*About this task*. Filter the entries down to the lines containing "avatar", and copy those lines.

*Dataset excerpts*.

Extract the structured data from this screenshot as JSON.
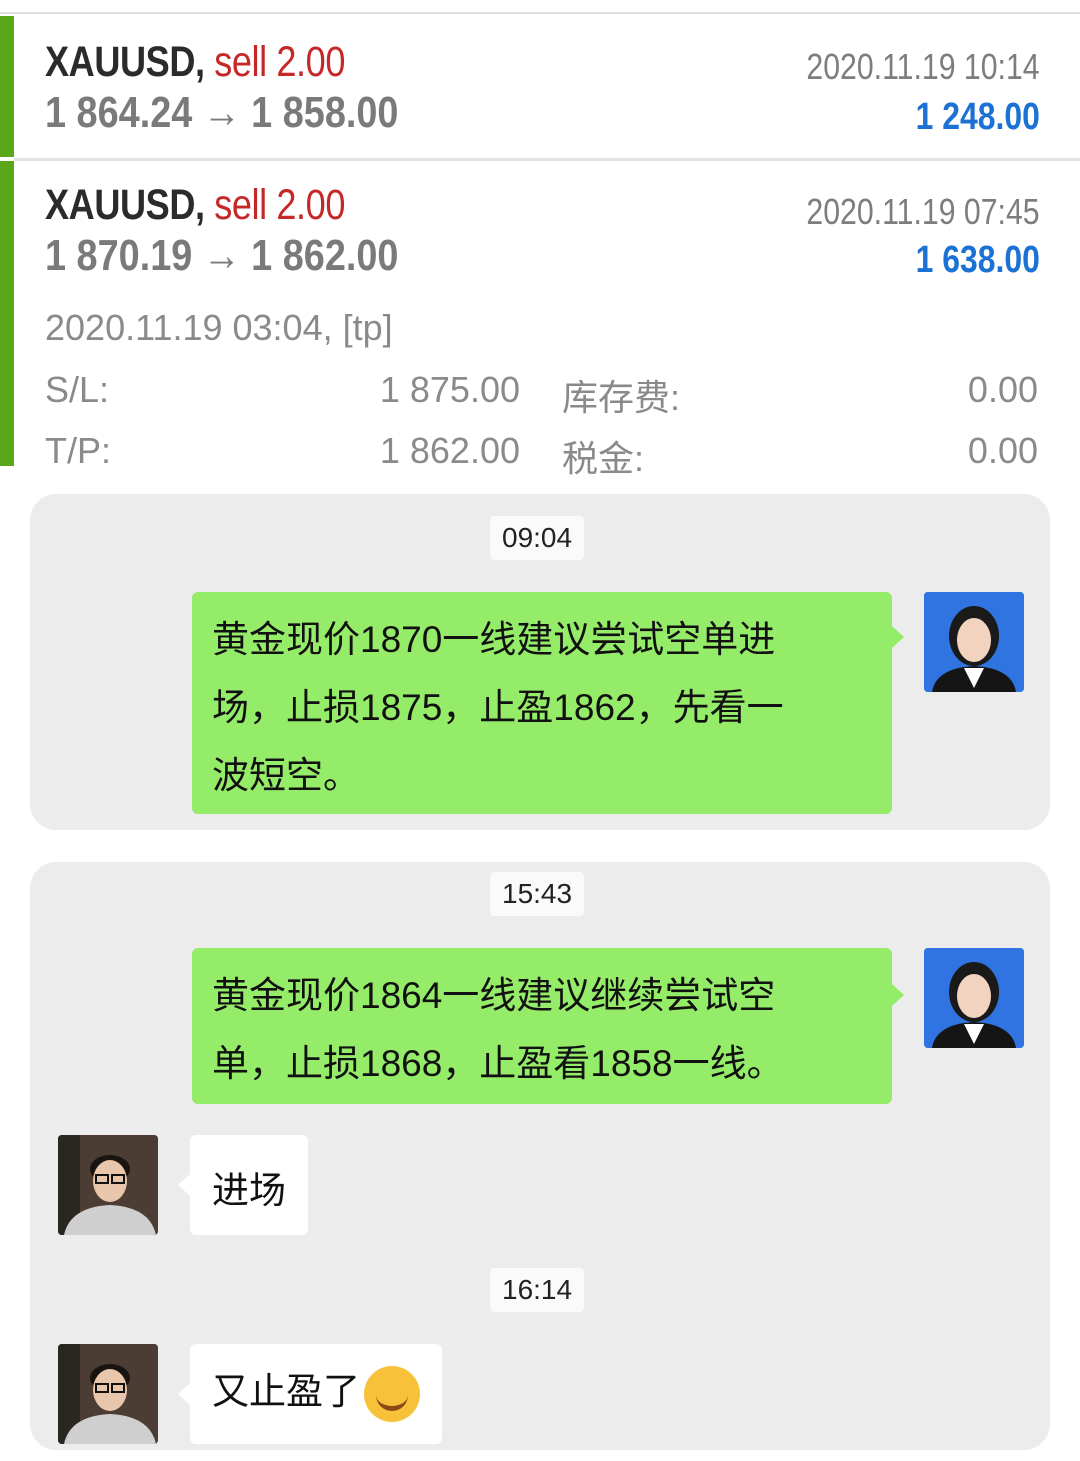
{
  "trades": [
    {
      "symbol": "XAUUSD,",
      "action": "sell 2.00",
      "open_price": "1 864.24",
      "arrow": "→",
      "close_price": "1 858.00",
      "close_time": "2020.11.19 10:14",
      "profit": "1 248.00"
    },
    {
      "symbol": "XAUUSD,",
      "action": "sell 2.00",
      "open_price": "1 870.19",
      "arrow": "→",
      "close_price": "1 862.00",
      "close_time": "2020.11.19 07:45",
      "profit": "1 638.00",
      "open_time": "2020.11.19 03:04, [tp]",
      "sl_label": "S/L:",
      "sl_value": "1 875.00",
      "tp_label": "T/P:",
      "tp_value": "1 862.00",
      "swap_label": "库存费:",
      "swap_value": "0.00",
      "tax_label": "税金:",
      "tax_value": "0.00"
    }
  ],
  "chat1": {
    "timestamp": "09:04",
    "message_lines": [
      "黄金现价1870一线建议尝试空单进",
      "场，止损1875，止盈1862，先看一",
      "波短空。"
    ]
  },
  "chat2": {
    "timestamp1": "15:43",
    "message_lines": [
      "黄金现价1864一线建议继续尝试空",
      "单，止损1868，止盈看1858一线。"
    ],
    "reply1": "进场",
    "timestamp2": "16:14",
    "reply2": "又止盈了"
  },
  "colors": {
    "accent_bar": "#5aa81a",
    "sell_red": "#c62828",
    "profit_blue": "#1c72d4",
    "bubble_green": "#95ec69"
  },
  "icons": {
    "advisor_avatar": "advisor-avatar",
    "client_avatar": "client-avatar",
    "emoji": "grinning-hands-emoji"
  }
}
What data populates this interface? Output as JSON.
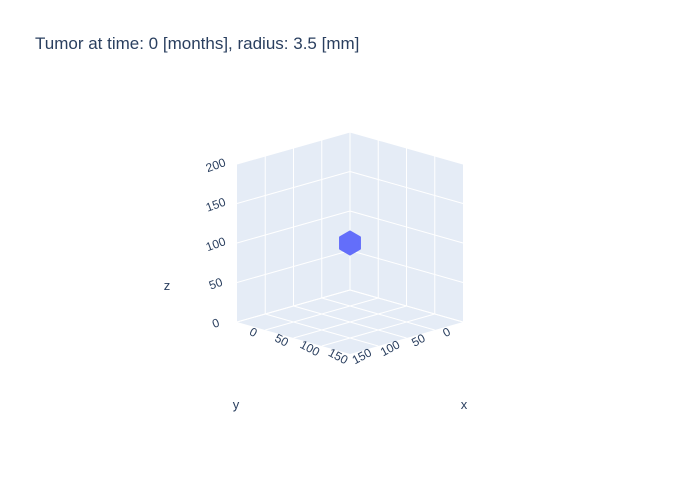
{
  "chart_data": {
    "type": "scatter3d",
    "title": "Tumor at time: 0 [months], radius: 3.5 [mm]",
    "axes": {
      "x": {
        "label": "x",
        "ticks": [
          "0",
          "50",
          "100",
          "150"
        ]
      },
      "y": {
        "label": "y",
        "ticks": [
          "0",
          "50",
          "100",
          "150"
        ]
      },
      "z": {
        "label": "z",
        "ticks": [
          "0",
          "50",
          "100",
          "150",
          "200"
        ]
      }
    },
    "xlim": [
      0,
      200
    ],
    "ylim": [
      0,
      200
    ],
    "zlim": [
      0,
      200
    ],
    "series": [
      {
        "mesh": "sphere",
        "center": [
          100,
          100,
          100
        ],
        "radius": 3.5,
        "color": "#636efa"
      }
    ],
    "scene_background": "#e5ecf6",
    "grid_color": "#ffffff",
    "grid": true
  }
}
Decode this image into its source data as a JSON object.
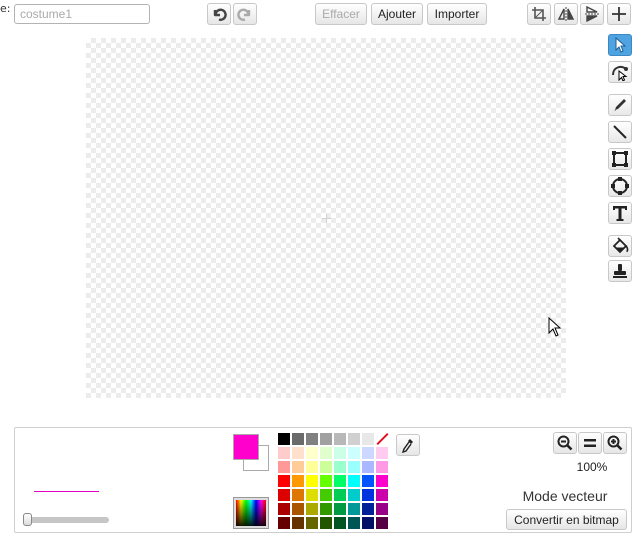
{
  "header": {
    "name_prefix": "e:",
    "costume_name_placeholder": "costume1",
    "clear_label": "Effacer",
    "add_label": "Ajouter",
    "import_label": "Importer"
  },
  "tools": [
    {
      "id": "select",
      "icon": "arrow-select-icon",
      "selected": true
    },
    {
      "id": "reshape",
      "icon": "reshape-icon",
      "selected": false
    },
    {
      "id": "pencil",
      "icon": "pencil-icon",
      "selected": false
    },
    {
      "id": "line",
      "icon": "line-icon",
      "selected": false
    },
    {
      "id": "rectangle",
      "icon": "rectangle-icon",
      "selected": false
    },
    {
      "id": "ellipse",
      "icon": "ellipse-icon",
      "selected": false
    },
    {
      "id": "text",
      "icon": "text-icon",
      "selected": false
    },
    {
      "id": "fill",
      "icon": "paint-bucket-icon",
      "selected": false
    },
    {
      "id": "stamp",
      "icon": "stamp-icon",
      "selected": false
    }
  ],
  "colors": {
    "foreground": "#ff00cc",
    "background": "#ffffff",
    "stroke": "#e000c8",
    "selected_tool": "#4fa3e0",
    "palette": [
      "#000000",
      "#6a6a6a",
      "#808080",
      "#a0a0a0",
      "#b8b8b8",
      "#d0d0d0",
      "#e8e8e8",
      "none",
      "#ffcccc",
      "#ffe0cc",
      "#ffffcc",
      "#e0ffcc",
      "#ccffe8",
      "#ccffff",
      "#ccd8ff",
      "#ffccf0",
      "#ff9999",
      "#ffcc99",
      "#ffff99",
      "#ccff99",
      "#99ffcc",
      "#99ffff",
      "#aab8ff",
      "#ff99e6",
      "#ff0000",
      "#ff9900",
      "#ffff00",
      "#66ff00",
      "#00ff66",
      "#00ffff",
      "#0055ff",
      "#ff00cc",
      "#dd0000",
      "#dd7700",
      "#dddd00",
      "#44cc00",
      "#00cc55",
      "#00cccc",
      "#0033dd",
      "#cc00aa",
      "#aa0000",
      "#aa5500",
      "#aaaa00",
      "#339900",
      "#009944",
      "#009999",
      "#002299",
      "#990088",
      "#660000",
      "#663300",
      "#666600",
      "#225500",
      "#005522",
      "#005555",
      "#001166",
      "#550044"
    ]
  },
  "zoom": {
    "level": "100%"
  },
  "mode": {
    "label": "Mode vecteur",
    "convert_label": "Convertir en bitmap"
  }
}
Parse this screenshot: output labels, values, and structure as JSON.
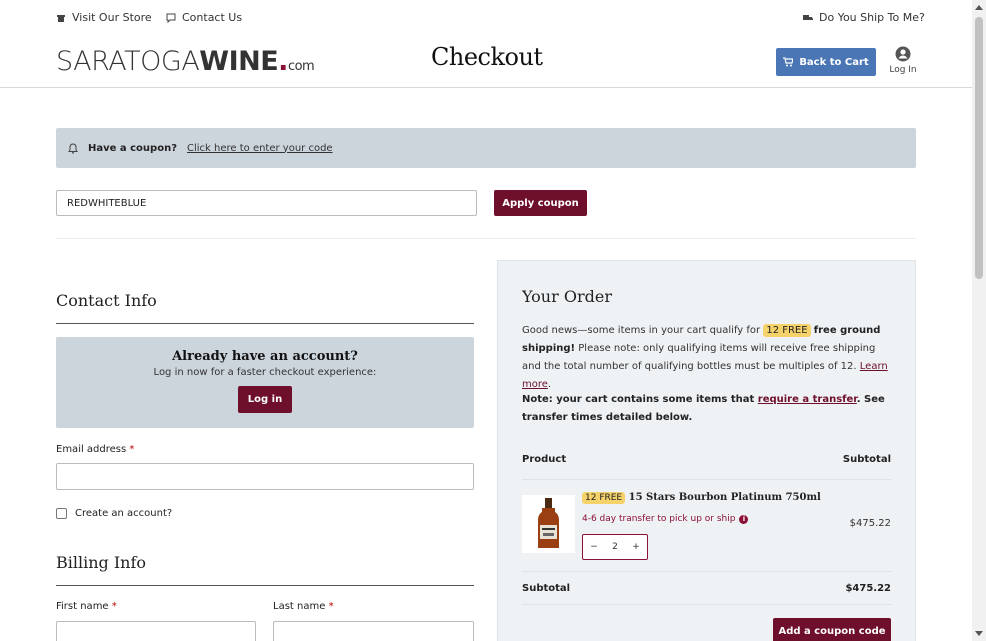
{
  "topbar": {
    "visit_store": "Visit Our Store",
    "contact_us": "Contact Us",
    "ship_to_me": "Do You Ship To Me?",
    "logo_part1": "SARATOGA",
    "logo_part2": "WINE",
    "logo_dot": ".",
    "logo_suffix": "com",
    "page_title": "Checkout",
    "back_to_cart": "Back to Cart",
    "log_in": "Log In"
  },
  "coupon": {
    "prompt": "Have a coupon?",
    "link": "Click here to enter your code",
    "code_value": "REDWHITEBLUE",
    "apply_label": "Apply coupon"
  },
  "contact": {
    "heading": "Contact Info",
    "account_title": "Already have an account?",
    "account_sub": "Log in now for a faster checkout experience:",
    "login_button": "Log in",
    "email_label": "Email address",
    "required_mark": "*",
    "create_account_label": "Create an account?"
  },
  "billing": {
    "heading": "Billing Info",
    "first_name_label": "First name",
    "last_name_label": "Last name"
  },
  "order": {
    "heading": "Your Order",
    "msg_prefix": "Good news—some items in your cart qualify for",
    "free_badge": "12 FREE",
    "msg_bold": "free ground shipping!",
    "msg_rest": "Please note: only qualifying items will receive free shipping and the total number of qualifying bottles must be multiples of 12.",
    "learn_more": "Learn more",
    "note_prefix": "Note: your cart contains some items that",
    "note_link": "require a transfer",
    "note_suffix": ". See transfer times detailed below.",
    "col_product": "Product",
    "col_subtotal": "Subtotal",
    "item": {
      "badge": "12 FREE",
      "name": "15 Stars Bourbon Platinum 750ml",
      "transfer": "4-6 day transfer to pick up or ship",
      "info_icon": "info-icon",
      "qty": "2",
      "minus": "−",
      "plus": "+",
      "price": "$475.22"
    },
    "subtotal_label": "Subtotal",
    "subtotal_value": "$475.22",
    "add_coupon": "Add a coupon code"
  },
  "colors": {
    "burgundy": "#6e0f2b",
    "blue": "#4a76b5",
    "panel": "#cdd5dc",
    "highlight": "#f5d26a"
  }
}
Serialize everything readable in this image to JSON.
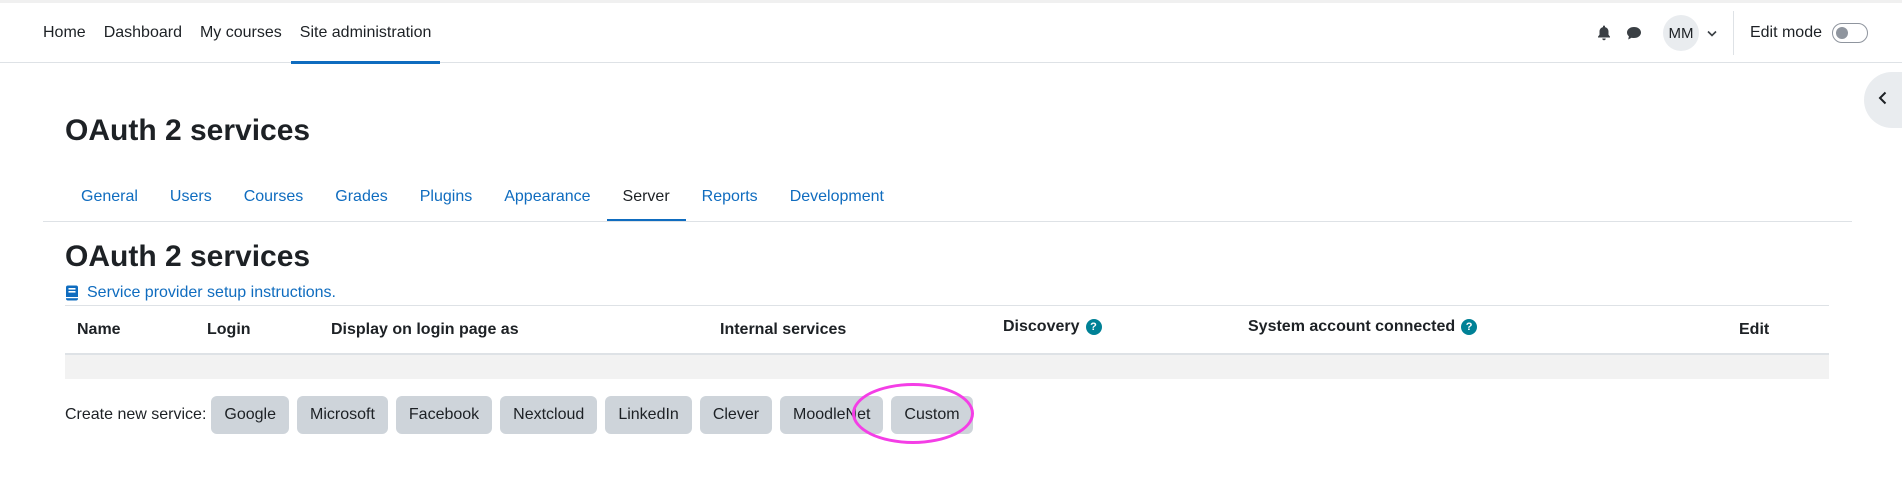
{
  "navbar": {
    "items": [
      {
        "label": "Home"
      },
      {
        "label": "Dashboard"
      },
      {
        "label": "My courses"
      },
      {
        "label": "Site administration",
        "active": true
      }
    ],
    "user_initials": "MM",
    "edit_mode_label": "Edit mode",
    "edit_mode_on": false
  },
  "page": {
    "heading": "OAuth 2 services"
  },
  "tabs": [
    {
      "label": "General"
    },
    {
      "label": "Users"
    },
    {
      "label": "Courses"
    },
    {
      "label": "Grades"
    },
    {
      "label": "Plugins"
    },
    {
      "label": "Appearance"
    },
    {
      "label": "Server",
      "active": true
    },
    {
      "label": "Reports"
    },
    {
      "label": "Development"
    }
  ],
  "content": {
    "heading": "OAuth 2 services",
    "setup_link": "Service provider setup instructions.",
    "table_headers": {
      "name": "Name",
      "login": "Login",
      "display": "Display on login page as",
      "internal": "Internal services",
      "discovery": "Discovery",
      "system_account": "System account connected",
      "edit": "Edit"
    },
    "help_glyph": "?",
    "create_label": "Create new service:",
    "services": [
      "Google",
      "Microsoft",
      "Facebook",
      "Nextcloud",
      "LinkedIn",
      "Clever",
      "MoodleNet",
      "Custom"
    ]
  },
  "colors": {
    "brand": "#0f6cbf",
    "help": "#008196",
    "highlight": "#f43ee6"
  }
}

*Worked solution*.
    "advisor_avatar": "advisor-avatar",
    "client_avatar": "client-avatar",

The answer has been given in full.